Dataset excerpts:
● ● ● ● ●

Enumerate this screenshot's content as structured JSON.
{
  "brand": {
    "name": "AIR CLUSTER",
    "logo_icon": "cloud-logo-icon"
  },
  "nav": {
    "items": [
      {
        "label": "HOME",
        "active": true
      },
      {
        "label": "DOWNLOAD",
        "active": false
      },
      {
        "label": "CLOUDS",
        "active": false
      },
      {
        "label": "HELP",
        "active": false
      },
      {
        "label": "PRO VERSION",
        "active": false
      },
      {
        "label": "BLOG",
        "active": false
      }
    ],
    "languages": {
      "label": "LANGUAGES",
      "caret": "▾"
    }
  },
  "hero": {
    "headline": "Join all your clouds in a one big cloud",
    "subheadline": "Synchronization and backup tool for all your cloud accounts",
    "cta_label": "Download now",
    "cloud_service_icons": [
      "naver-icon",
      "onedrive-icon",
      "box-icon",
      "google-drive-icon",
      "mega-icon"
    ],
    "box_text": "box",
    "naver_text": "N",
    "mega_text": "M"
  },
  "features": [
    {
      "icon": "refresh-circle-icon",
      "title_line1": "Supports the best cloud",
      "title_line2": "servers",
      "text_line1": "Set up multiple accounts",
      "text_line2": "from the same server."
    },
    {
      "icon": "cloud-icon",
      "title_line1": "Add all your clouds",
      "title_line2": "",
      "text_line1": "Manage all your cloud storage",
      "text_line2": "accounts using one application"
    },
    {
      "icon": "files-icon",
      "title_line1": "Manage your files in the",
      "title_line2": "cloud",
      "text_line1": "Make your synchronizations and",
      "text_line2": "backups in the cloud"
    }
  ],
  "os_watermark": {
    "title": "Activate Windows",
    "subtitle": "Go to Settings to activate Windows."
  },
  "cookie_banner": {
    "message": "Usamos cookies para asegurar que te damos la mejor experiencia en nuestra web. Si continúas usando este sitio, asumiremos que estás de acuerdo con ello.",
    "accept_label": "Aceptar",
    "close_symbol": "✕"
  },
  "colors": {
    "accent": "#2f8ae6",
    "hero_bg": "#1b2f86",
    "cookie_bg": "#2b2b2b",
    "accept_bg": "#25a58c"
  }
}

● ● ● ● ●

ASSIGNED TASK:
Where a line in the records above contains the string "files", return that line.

ANSWER BELOW:
      "icon": "files-icon",
      "title_line1": "Manage your files in the",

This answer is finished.